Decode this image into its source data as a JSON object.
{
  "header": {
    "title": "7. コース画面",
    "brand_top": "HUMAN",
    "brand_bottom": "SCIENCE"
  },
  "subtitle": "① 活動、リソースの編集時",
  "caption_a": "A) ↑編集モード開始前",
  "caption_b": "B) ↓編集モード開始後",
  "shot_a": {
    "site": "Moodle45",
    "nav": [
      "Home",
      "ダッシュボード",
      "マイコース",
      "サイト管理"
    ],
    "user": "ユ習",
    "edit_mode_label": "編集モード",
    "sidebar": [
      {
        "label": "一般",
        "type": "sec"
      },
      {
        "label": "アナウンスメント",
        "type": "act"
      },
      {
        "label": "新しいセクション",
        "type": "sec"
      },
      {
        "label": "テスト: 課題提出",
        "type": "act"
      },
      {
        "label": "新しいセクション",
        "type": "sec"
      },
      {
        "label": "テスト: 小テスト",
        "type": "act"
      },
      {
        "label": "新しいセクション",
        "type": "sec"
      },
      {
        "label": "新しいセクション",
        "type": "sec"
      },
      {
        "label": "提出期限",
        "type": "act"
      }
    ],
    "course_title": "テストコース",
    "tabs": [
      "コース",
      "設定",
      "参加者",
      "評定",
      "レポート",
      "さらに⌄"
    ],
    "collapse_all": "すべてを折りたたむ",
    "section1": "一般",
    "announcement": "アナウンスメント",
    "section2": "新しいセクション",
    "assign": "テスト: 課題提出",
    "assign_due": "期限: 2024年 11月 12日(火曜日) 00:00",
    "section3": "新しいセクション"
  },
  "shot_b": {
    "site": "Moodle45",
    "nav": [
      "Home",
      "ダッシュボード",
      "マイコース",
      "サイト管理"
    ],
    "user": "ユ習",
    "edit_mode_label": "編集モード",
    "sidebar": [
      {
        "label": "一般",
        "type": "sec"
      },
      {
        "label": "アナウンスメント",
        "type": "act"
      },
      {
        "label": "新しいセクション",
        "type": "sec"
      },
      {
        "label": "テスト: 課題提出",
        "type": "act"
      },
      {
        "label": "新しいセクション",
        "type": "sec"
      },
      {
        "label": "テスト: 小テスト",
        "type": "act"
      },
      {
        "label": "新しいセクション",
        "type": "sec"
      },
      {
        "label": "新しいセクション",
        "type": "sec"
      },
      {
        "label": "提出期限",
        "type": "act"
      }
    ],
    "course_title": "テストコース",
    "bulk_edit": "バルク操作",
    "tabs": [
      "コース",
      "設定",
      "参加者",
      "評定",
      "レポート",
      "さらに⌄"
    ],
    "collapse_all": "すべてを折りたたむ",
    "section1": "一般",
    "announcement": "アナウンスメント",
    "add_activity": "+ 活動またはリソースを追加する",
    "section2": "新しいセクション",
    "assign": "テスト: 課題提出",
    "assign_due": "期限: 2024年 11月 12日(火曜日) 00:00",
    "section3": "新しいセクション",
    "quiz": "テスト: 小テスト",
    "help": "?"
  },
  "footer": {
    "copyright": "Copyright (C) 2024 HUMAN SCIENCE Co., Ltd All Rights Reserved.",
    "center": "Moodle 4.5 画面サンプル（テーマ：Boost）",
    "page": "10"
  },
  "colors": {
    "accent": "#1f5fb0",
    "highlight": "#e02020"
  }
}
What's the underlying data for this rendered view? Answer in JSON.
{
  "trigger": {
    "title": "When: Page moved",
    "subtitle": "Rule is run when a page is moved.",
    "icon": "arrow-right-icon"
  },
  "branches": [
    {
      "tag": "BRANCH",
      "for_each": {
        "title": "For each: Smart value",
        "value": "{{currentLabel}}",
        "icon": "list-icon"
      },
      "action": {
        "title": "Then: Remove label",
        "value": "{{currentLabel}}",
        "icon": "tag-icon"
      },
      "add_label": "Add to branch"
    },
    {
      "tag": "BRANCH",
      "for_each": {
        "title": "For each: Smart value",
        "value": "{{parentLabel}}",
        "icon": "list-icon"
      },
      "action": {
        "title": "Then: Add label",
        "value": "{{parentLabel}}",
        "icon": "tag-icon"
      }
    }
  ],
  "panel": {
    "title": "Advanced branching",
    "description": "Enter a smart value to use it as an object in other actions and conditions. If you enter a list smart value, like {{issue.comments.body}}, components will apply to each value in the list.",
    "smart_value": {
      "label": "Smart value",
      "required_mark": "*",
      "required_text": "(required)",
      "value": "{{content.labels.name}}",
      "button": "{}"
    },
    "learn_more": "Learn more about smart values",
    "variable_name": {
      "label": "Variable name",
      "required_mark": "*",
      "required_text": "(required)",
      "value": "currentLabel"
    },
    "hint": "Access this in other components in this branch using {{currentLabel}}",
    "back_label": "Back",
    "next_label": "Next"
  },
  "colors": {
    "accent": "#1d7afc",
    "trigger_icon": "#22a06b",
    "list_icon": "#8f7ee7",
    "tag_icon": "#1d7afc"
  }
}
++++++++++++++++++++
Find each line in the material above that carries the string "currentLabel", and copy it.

        "value": "{{currentLabel}}",
        "value": "{{currentLabel}}",
      "value": "currentLabel"
    "hint": "Access this in other components in this branch using {{currentLabel}}",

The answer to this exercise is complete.